→ TASK PROMPT
Report how many lines in the entries below have the word "name" in them, and give no other words.

---------- INPUT MATERIAL ----------

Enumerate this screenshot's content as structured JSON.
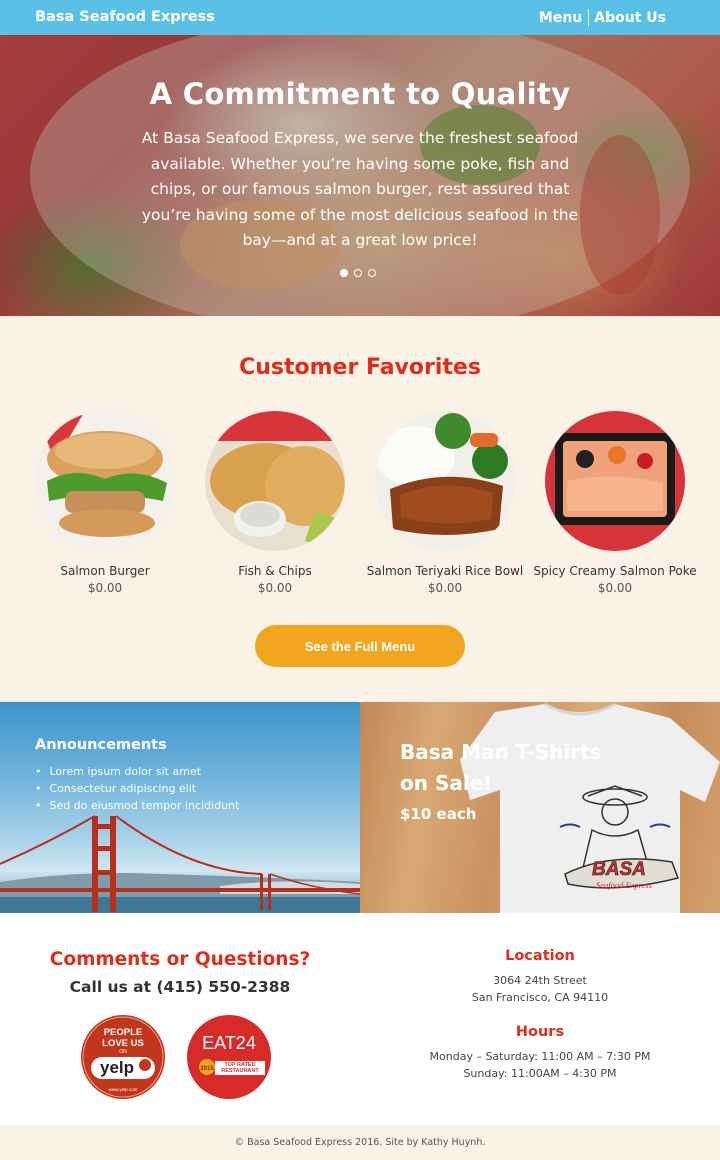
{
  "nav": {
    "brand": "Basa Seafood Express",
    "links": [
      "Menu",
      "About Us"
    ]
  },
  "hero": {
    "title": "A Commitment to Quality",
    "text": "At Basa Seafood Express, we serve the freshest seafood available. Whether you’re having some poke, fish and chips, or our famous salmon burger, rest assured that you’re having some of the most delicious seafood in the bay—and at a great low price!",
    "slides": 3,
    "active_slide": 1
  },
  "favorites": {
    "title": "Customer Favorites",
    "items": [
      {
        "name": "Salmon Burger",
        "price": "$0.00"
      },
      {
        "name": "Fish & Chips",
        "price": "$0.00"
      },
      {
        "name": "Salmon Teriyaki Rice Bowl",
        "price": "$0.00"
      },
      {
        "name": "Spicy Creamy Salmon Poke",
        "price": "$0.00"
      }
    ],
    "button": "See the Full Menu"
  },
  "announcements": {
    "title": "Announcements",
    "items": [
      "Lorem ipsum dolor sit amet",
      "Consectetur adipiscing elit",
      "Sed do eiusmod tempor incididunt"
    ]
  },
  "promo": {
    "title": "Basa Man T-Shirts on Sale!",
    "price": "$10 each",
    "shirt_logo": "BASA",
    "shirt_subtitle": "Seafood Express"
  },
  "contact": {
    "title": "Comments or Questions?",
    "phone": "Call us at (415) 550-2388",
    "badges": {
      "yelp": {
        "line1": "PEOPLE",
        "line2": "LOVE US",
        "line3": "ON",
        "brand": "yelp",
        "url": "www.yelp.com"
      },
      "eat24": {
        "brand": "EAT24",
        "year": "2015",
        "label": "TOP RATED RESTAURANT"
      }
    },
    "location_title": "Location",
    "address": [
      "3064 24th Street",
      "San Francisco, CA 94110"
    ],
    "hours_title": "Hours",
    "hours": [
      "Monday – Saturday: 11:00 AM – 7:30 PM",
      "Sunday: 11:00AM – 4:30 PM"
    ]
  },
  "footer": "© Basa Seafood Express 2016. Site by Kathy Huynh.",
  "colors": {
    "nav": "#5bc0e6",
    "accent_red": "#dd2d1c",
    "button": "#f2a51f",
    "cream": "#faf2e7"
  }
}
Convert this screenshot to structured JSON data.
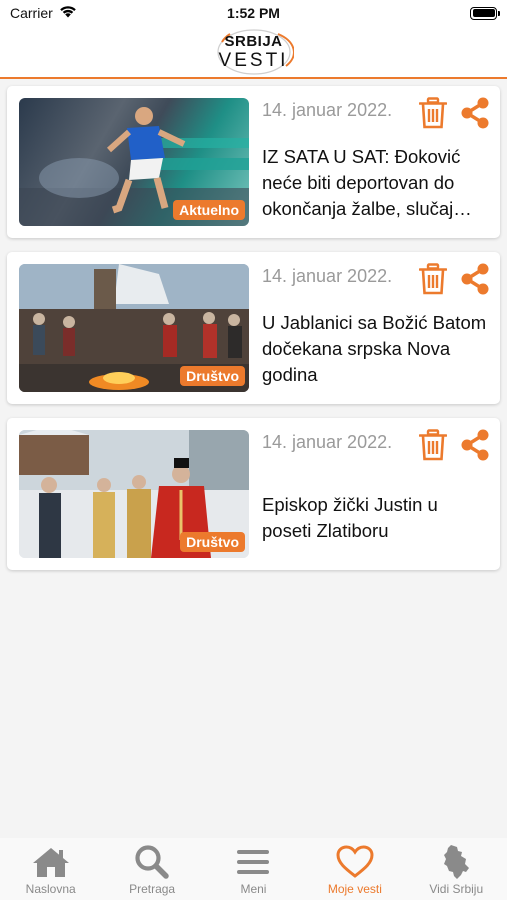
{
  "status_bar": {
    "carrier": "Carrier",
    "time": "1:52 PM"
  },
  "header": {
    "logo_top": "SRBIJA",
    "logo_bottom": "VESTI"
  },
  "colors": {
    "accent": "#ec7a2d",
    "date_gray": "#9a9a9a",
    "tab_gray": "#8a8a8a"
  },
  "articles": [
    {
      "date": "14. januar 2022.",
      "title": "IZ SATA U SAT: Đoković neće biti deportovan do okončanja žalbe, slučaj…",
      "category": "Aktuelno",
      "thumbnail": "tennis-player-photo"
    },
    {
      "date": "14. januar 2022.",
      "title": "U Jablanici sa Božić Batom dočekana srpska Nova godina",
      "category": "Društvo",
      "thumbnail": "winter-gathering-photo"
    },
    {
      "date": "14. januar 2022.",
      "title": "Episkop žički Justin u poseti Zlatiboru",
      "category": "Društvo",
      "thumbnail": "bishop-visit-photo"
    }
  ],
  "tab_bar": {
    "tabs": [
      {
        "label": "Naslovna",
        "icon": "home-icon"
      },
      {
        "label": "Pretraga",
        "icon": "search-icon"
      },
      {
        "label": "Meni",
        "icon": "menu-icon"
      },
      {
        "label": "Moje vesti",
        "icon": "heart-icon",
        "active": true
      },
      {
        "label": "Vidi Srbiju",
        "icon": "serbia-map-icon"
      }
    ]
  }
}
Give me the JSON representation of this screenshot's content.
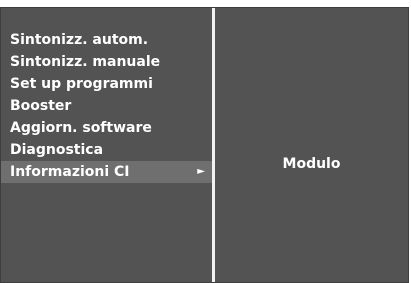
{
  "menu": {
    "items": [
      {
        "label": "Sintonizz. autom."
      },
      {
        "label": "Sintonizz. manuale"
      },
      {
        "label": "Set up programmi"
      },
      {
        "label": "Booster"
      },
      {
        "label": "Aggiorn. software"
      },
      {
        "label": "Diagnostica"
      },
      {
        "label": "Informazioni CI",
        "arrow": "►"
      }
    ]
  },
  "submenu": {
    "items": [
      {
        "label": "Modulo"
      }
    ]
  },
  "colors": {
    "panel_background": "#535353",
    "highlight": "#6f6f6f",
    "divider": "#f2f2f2",
    "text": "#ffffff"
  }
}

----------

→ REPLY
4